      ABSTRACT: Disruption of cell membranes by Aβ is believed to be one of the key components of Aβ toxicity. However, the mechanism by which this occurs is not fully understood. Here, we demonstrate that membrane disruption by Aβ occurs by a two-step process, with the initial formation of ion-selective pores followed by nonspecific fragmentation of the lipid membrane during amyloid fiber formation. Immediately after the addition of freshly dissolved Aβ(1-40), defects form on the membrane that share many of the properties of Aβ channels originally reported from single-channel electrical recording, such as cation selectivity and the ability to be blockaded by zinc. By contrast, subsequent amyloid fiber formation on the surface of the membrane fragments the membrane in a way that is not cation selective and cannot be stopped by zinc ions.

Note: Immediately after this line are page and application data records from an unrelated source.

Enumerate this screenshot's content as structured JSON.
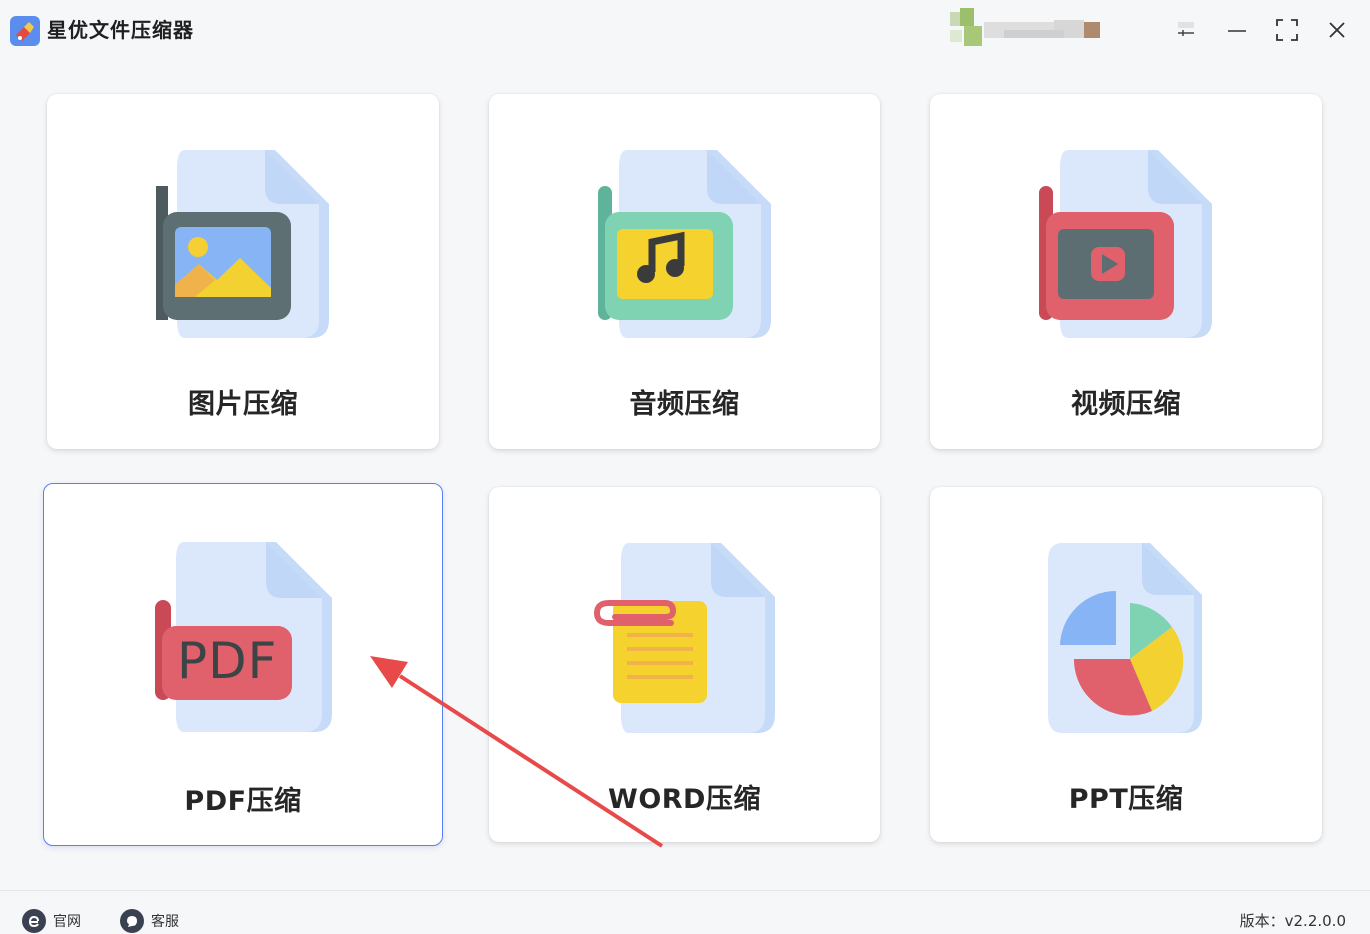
{
  "app": {
    "title": "星优文件压缩器"
  },
  "cards": [
    {
      "label": "图片压缩",
      "icon": "image-file-icon"
    },
    {
      "label": "音频压缩",
      "icon": "audio-file-icon"
    },
    {
      "label": "视频压缩",
      "icon": "video-file-icon"
    },
    {
      "label": "PDF压缩",
      "icon": "pdf-file-icon",
      "icon_text": "PDF",
      "selected": true
    },
    {
      "label": "WORD压缩",
      "icon": "word-file-icon"
    },
    {
      "label": "PPT压缩",
      "icon": "ppt-file-icon"
    }
  ],
  "footer": {
    "website_label": "官网",
    "support_label": "客服",
    "version_text": "版本：v2.2.0.0"
  },
  "colors": {
    "accent": "#5b7ff0",
    "arrow": "#e84a4a"
  }
}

Moreover, we observed that the presence of ganglioside enhances both the initial pore formation and the fiber-dependent membrane fragmentation process. Whereas pore formation by freshly dissolved Aβ(1-40) is weakly observed in the absence of gangliosides, fiber-dependent membrane fragmentation can only be observed in their presence. These results provide insights into the toxicity of Aβ and may aid in the design of specific compounds to alleviate the neurodegeneration of Alzheimer's disease.
      Full-text · Article · Aug 2012 · Biophysical Journal